The fullerene C(60) can be converted into two different structures by high pressure and temperature. They are metastable and revert to pristine C(60) on reheating to 300 degrees C at ambient pressure. For synthesis temperatures between 300 degrees and 400 degrees C and pressures of 5 gigapascals, a nominal face-centered-cubic structure is produced with a(More)
Previous high-resolution electron microscopy (HREM) observations of the carbon nanotubes have led to a "Russian doll" structural model that is based on hollow concentric cylinders capped at both ends. The structures of the carbon nanotubes and particles were characterized here by bulk physical and chemical property measurements. The individual nanostructure(More)
Traumatic spinal cord injury (SCI) induces tissue damage and results in the formation of a cavity that inhibits axonal regrowth. Filling this cavity with a growth-permissive substrate would likely promote regeneration and repair. Single-walled carbon nanotubes functionalized with polyethylene glycol (SWNT-PEG) have been shown to increase the length of(More)
Organic field-effect transistors have been developed that function as either n-channel or p-channel devices, depending on the gate bias. The two active materials are alpha-hexathienylene (alpha-6T) and C(60). The characteristics of these devices depend mainly on the molecular orbital energy levels and transport properties of alpha-6T and C(60). The observed(More)
Elemental carbon can be synthesized in a variety of geometrical forms, from three-dimensional extended structures (diamond) to finite molecules (C(60) fullerite). Results are presented here on the magnetic susceptibility of the least well-understood members of this family, nanotubes and C(60) fullerite. (i) Nanotubes represent the cylindrical form of(More)
The photoresponse in the electrical conductivity of a single-walled carbon nanotube (SWNT) film is dramatically enhanced when the nanotube film is suspended in vacuum.
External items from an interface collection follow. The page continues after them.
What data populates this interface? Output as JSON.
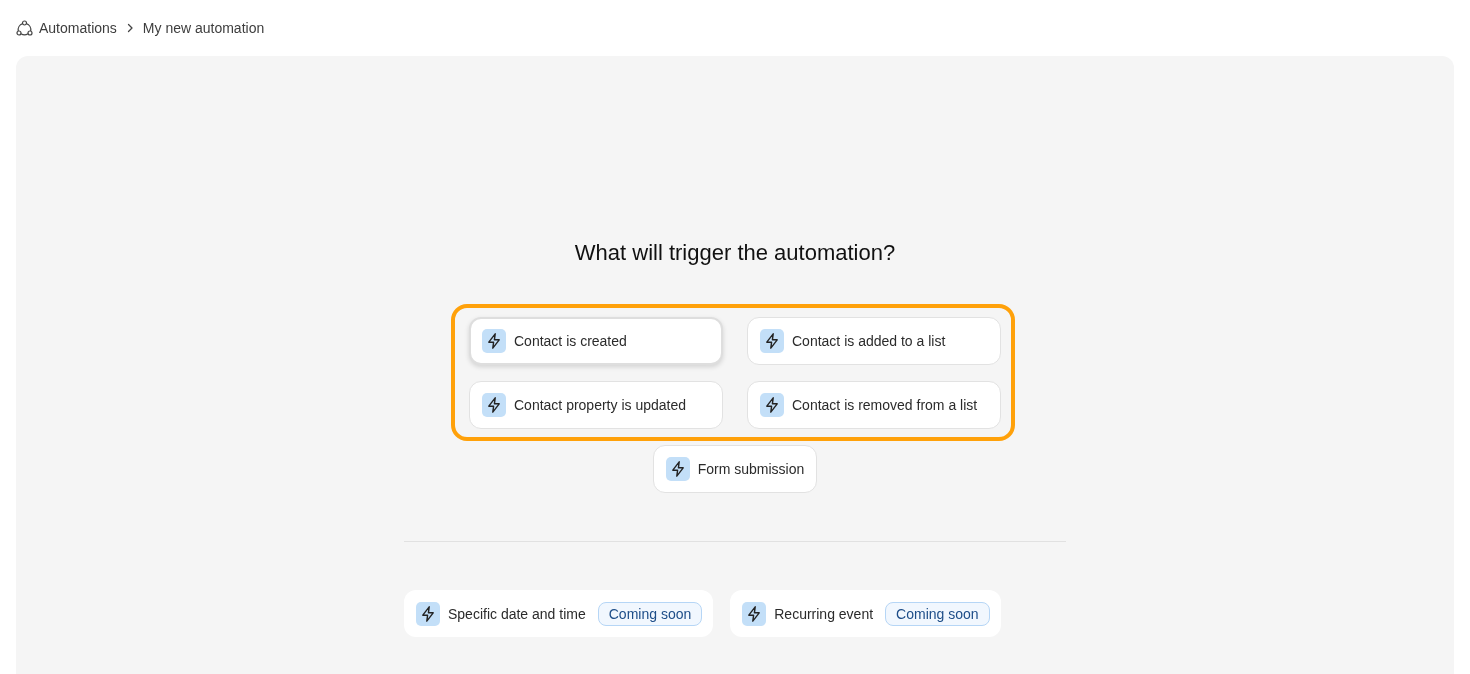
{
  "breadcrumb": {
    "parent": "Automations",
    "current": "My new automation"
  },
  "heading": "What will trigger the automation?",
  "trigger_sections": [
    {
      "outlined": true,
      "triggers": [
        {
          "label": "Contact is created",
          "hovered": true
        },
        {
          "label": "Contact is added to a list",
          "hovered": false
        },
        {
          "label": "Contact property is updated",
          "hovered": false
        },
        {
          "label": "Contact is removed from a list",
          "hovered": false
        }
      ]
    },
    {
      "outlined": false,
      "triggers": [
        {
          "label": "Form submission",
          "hovered": false
        }
      ]
    }
  ],
  "scheduled_triggers": [
    {
      "label": "Specific date and time",
      "badge": "Coming soon"
    },
    {
      "label": "Recurring event",
      "badge": "Coming soon"
    }
  ]
}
We show here that the change in conductivity is bolometric (caused by heating of the SWNT network). Electron-phonon interactions lead to ultrafast relaxation of the photoexcited carriers, and(More)
Within the wr-orbital axis vector theory, the total rehybridization required for closure of the fullerenes is approximately conserved. This result allows the development of a structure-based index of strain in the fullerenes, and it is estimated that about 80 percent of the heat of formation of the carbon atoms in C60 may be attributed to a combination of v(More)
Full-length single-walled carbon nanotubes (SWNTs) were rendered soluble in common organic solvents by noncovalent (ionic) functionalization of the carboxylic acid groups present in the purified SWNTs. Atomic force microscopy (AFM) showed that the majority of the SWNTs ropes were exfoliated into small ropes (2-5 nm in diameter) and individual nanotubes with(More)
An organic material composed of neutral free radicals based on the spirobiphenalenyl system exhibits a room temperature conductivity of 0.3 siemens per centimeter and a high-symmetry crystal structure. It displays the temperature-independent Pauli paramagnetism characteristic of a metal with a magnetic susceptibility that implies a density of states at the(More)